While other factors likely contribute, recognizing that approximately 25-31% of otolaryngologists practice within 100 miles of their medical training may help residency graduates or migrating otolaryngologists further decide on competitive practice locations. The strategic distribution of otolaryngologists may become more important as it has been previously proposed that there is a moderate oversupply of 3.16 otolaryngologists to 100,000 population [10].


This study demonstrates that nearly 1 out of 3 otolaryngologists practice within the same state of birth or within 100 miles of their training institution. If current trends continue, an otolaryngology residency program may expect approximately 1 out of 3 of their graduates to practice within 100 miles at some time. These rates are variable by state and region. Moreover, geographic population distribution and other factors likely contribute and further studies are needed to elucidate the specific causal relationships of these factors.

Given the rising concern over physician shortages today and in the near future, this study demonstrates that some residency programs and medical schools are more successful than others at retaining their physician graduates. Using this data as a guide for future study into incentives programs and public policy will allow regions, states, and other localities to better understand what motivates physicians to practice in certain areas. Further study is needed to assess whether demographics such as race, gender, age, and other factors affect location of practice.


Supported by the Lake Erie College of Osteopathic Medicine (LECOM) and the Lake Erie Consortium for Osteopathic Medical Training (LECOMT)

Note: Internal Review Board was exempt as this was not a patient study

  1. Chou CF, Lo Sasso AT (2009) Practice Location Choice by New Physicians: The Importance of Malpractice Premiums, Damage Caps, and Health Professional Shortage Area Designation. Health Services Research 44(4): 1271-1289.
  2. Brokaw JJ, Mandzuk CA, Wade ME, Deal DW, Johnson MT, et al. (2009) The influence of regional basic science campuses on medical students' choice of specialty and practice location: A historical cohort study. BMC Med Educ 6: 9-29.
  3. Kay DJ, Lucente FE (2002) Otolaryngology Residents' Objectives in Entering the workforce.

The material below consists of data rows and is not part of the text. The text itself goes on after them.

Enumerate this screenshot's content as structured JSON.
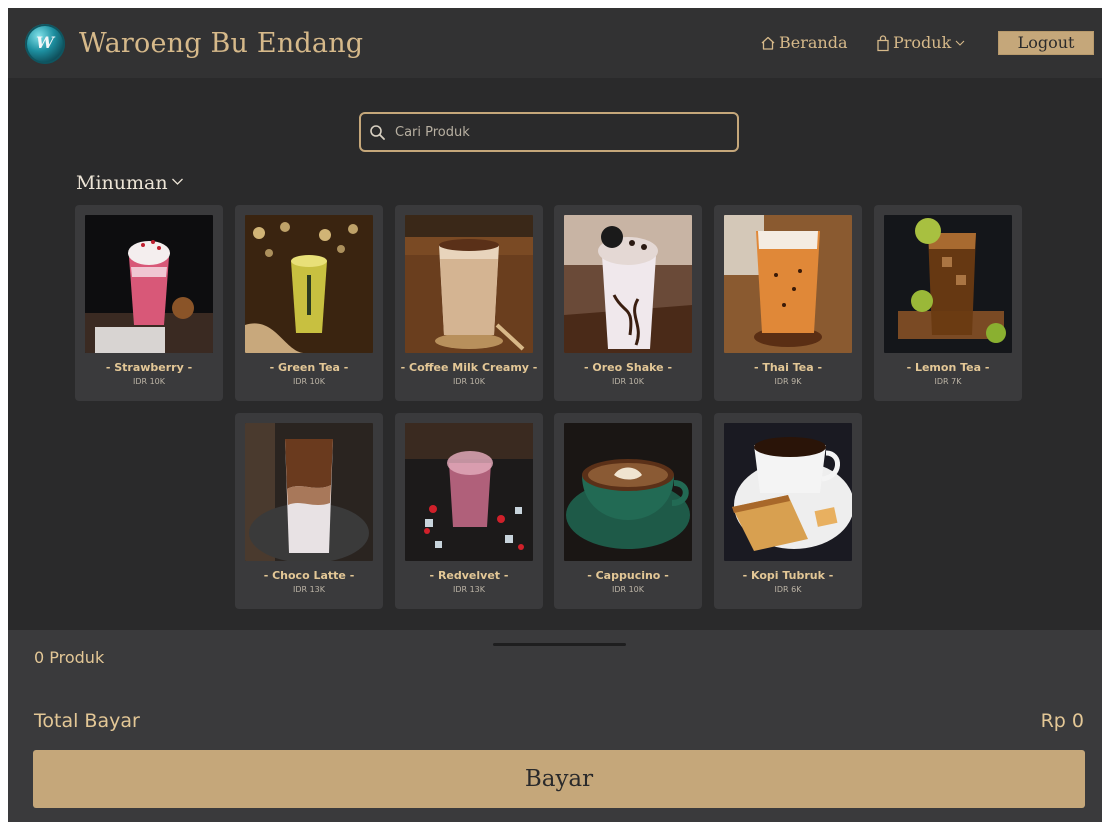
{
  "header": {
    "brand": "Waroeng Bu Endang",
    "nav": {
      "beranda": "Beranda",
      "produk": "Produk"
    },
    "logout": "Logout"
  },
  "search": {
    "placeholder": "Cari Produk",
    "value": ""
  },
  "category": {
    "label": "Minuman"
  },
  "products": [
    {
      "name": "- Strawberry -",
      "price": "IDR 10K"
    },
    {
      "name": "- Green Tea -",
      "price": "IDR 10K"
    },
    {
      "name": "- Coffee Milk Creamy -",
      "price": "IDR 10K"
    },
    {
      "name": "- Oreo Shake -",
      "price": "IDR 10K"
    },
    {
      "name": "- Thai Tea -",
      "price": "IDR 9K"
    },
    {
      "name": "- Lemon Tea -",
      "price": "IDR 7K"
    },
    {
      "name": "- Choco Latte -",
      "price": "IDR 13K"
    },
    {
      "name": "- Redvelvet -",
      "price": "IDR 13K"
    },
    {
      "name": "- Cappucino -",
      "price": "IDR 10K"
    },
    {
      "name": "- Kopi Tubruk -",
      "price": "IDR 6K"
    }
  ],
  "cart": {
    "count_label": "0 Produk",
    "total_label": "Total Bayar",
    "total_value": "Rp 0",
    "pay_label": "Bayar"
  },
  "colors": {
    "accent": "#c5a77a",
    "background": "#2a2a2b",
    "card": "#3a3a3c",
    "text_gold": "#e3c796"
  }
}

Laryngoscope 112(10): 1766-1768.
  4. 2012 Review of Physician Recruiting Incentives. Merritt Hawkins.
  5. Fagan EB, Finnegan SC, Bazemore AW, Gibbons CB, Petterson SM (2013) Migration After Family Medicine Residency: 56% of Graduates Practice Within 100 Miles of Training. Am Fam Physician 88(10): 704.
  6. Kessler DP, McClellan MB (1999) Is Hospital Competition Socially Wasteful? NBER Working Paper, National Bureau of EconomicResearch, Cambridge.
  7. Kim JS, Cooper RA, Kennedy DW (2012) Otolaryngology–Head and Neck Surgery Physician Work Force Issues: An Analysis for Future Specialty Planning. Otolaryngol Head Neck Surg 146(2): 196-202.
  8. Ren P (2011) Lifetime Mobility in the United States: 2010. U.S. Census Bureau.
  9. Johnson AP, Svider PF, Folbe AJ, Raza SN, Shkoukani M, et al. (2015) An Evaluation of Geographic Trends in the Otolaryngology Residency Match: Home Is Where the Heart Is. JAMA Otolaryngol Head Neck Surg 141(5): 424-428.
  10. Cannon CR, Giaimo EM, Lee TL, Chalian A (2004) Special report: Reassessment of the ORL–HNS workforce: Perceptions and realities. Otolaryngol Head Neck Surg 131(1): 1-15.
  • #

    Figure 1:Percentage of Otolaryngologists by state who are currently practicing within 100 miles of their graduating medical school.

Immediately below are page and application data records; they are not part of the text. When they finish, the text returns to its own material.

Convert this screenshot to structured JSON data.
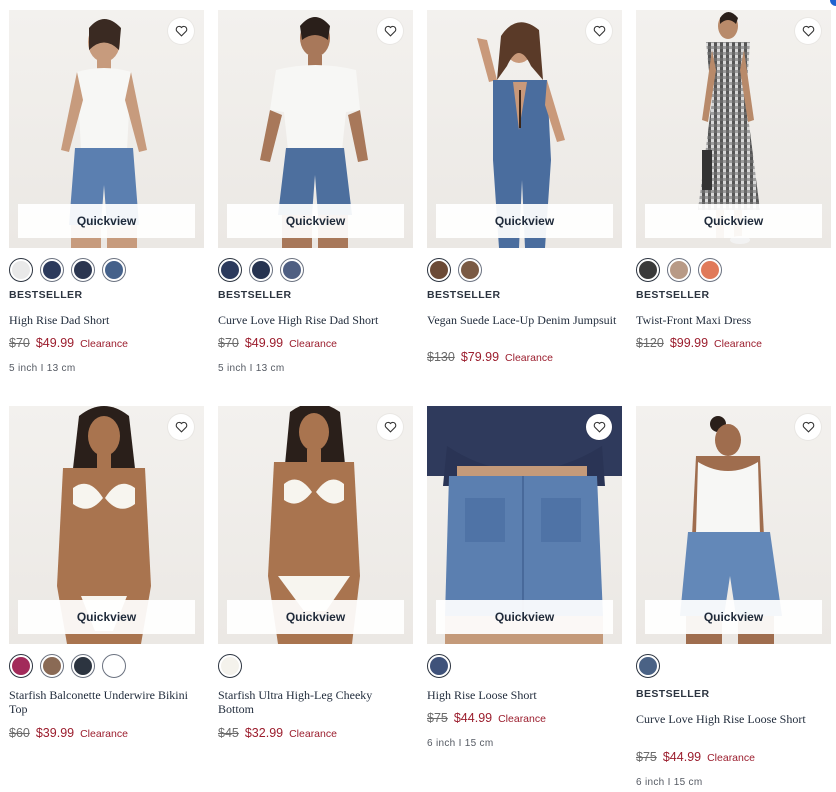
{
  "quickview_label": "Quickview",
  "products": [
    {
      "badge": "BESTSELLER",
      "name": "High Rise Dad Short",
      "orig_price": "$70",
      "sale_price": "$49.99",
      "clearance": "Clearance",
      "meta": "5 inch I 13 cm",
      "swatches": [
        "#e9e9e9",
        "#2c3a5c",
        "#2b3650",
        "#45618a"
      ]
    },
    {
      "badge": "BESTSELLER",
      "name": "Curve Love High Rise Dad Short",
      "orig_price": "$70",
      "sale_price": "$49.99",
      "clearance": "Clearance",
      "meta": "5 inch I 13 cm",
      "swatches": [
        "#2c3a5c",
        "#263350",
        "#4f5f82"
      ]
    },
    {
      "badge": "BESTSELLER",
      "name": "Vegan Suede Lace-Up Denim Jumpsuit",
      "orig_price": "$130",
      "sale_price": "$79.99",
      "clearance": "Clearance",
      "meta": "",
      "swatches": [
        "#6b4a36",
        "#7a5a44"
      ]
    },
    {
      "badge": "BESTSELLER",
      "name": "Twist-Front Maxi Dress",
      "orig_price": "$120",
      "sale_price": "$99.99",
      "clearance": "Clearance",
      "meta": "",
      "swatches": [
        "#3a3a3a",
        "#b89a86",
        "#e07a5a"
      ]
    },
    {
      "badge": "",
      "name": "Starfish Balconette Underwire Bikini Top",
      "orig_price": "$60",
      "sale_price": "$39.99",
      "clearance": "Clearance",
      "meta": "",
      "swatches": [
        "#a22a5a",
        "#8a6a55",
        "#2c3440",
        "#ffffff"
      ]
    },
    {
      "badge": "",
      "name": "Starfish Ultra High-Leg Cheeky Bottom",
      "orig_price": "$45",
      "sale_price": "$32.99",
      "clearance": "Clearance",
      "meta": "",
      "swatches": [
        "#f4f2ec"
      ]
    },
    {
      "badge": "",
      "name": "High Rise Loose Short",
      "orig_price": "$75",
      "sale_price": "$44.99",
      "clearance": "Clearance",
      "meta": "6 inch I 15 cm",
      "swatches": [
        "#3f527a"
      ]
    },
    {
      "badge": "BESTSELLER",
      "name": "Curve Love High Rise Loose Short",
      "orig_price": "$75",
      "sale_price": "$44.99",
      "clearance": "Clearance",
      "meta": "6 inch I 15 cm",
      "swatches": [
        "#4a6285"
      ]
    }
  ],
  "colors": {
    "sale": "#9b1d2d",
    "text": "#1f2a3a",
    "quickview_bg": "#ffffff"
  },
  "icons": {
    "favorite": "heart-icon"
  }
}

  • #

    Figure 2:Percentage of Otolaryngologists by state who are currently practicing within 100 miles of their graduating residency.

  • #

    Figure 3:Percentage of Otolaryngologists by state who are currently practicing within same state of birth.

  • #

    Table 1:ComparisonPhysicians practicing within 100 miles of their medical school, residency, and within their state of birth.

  • # # #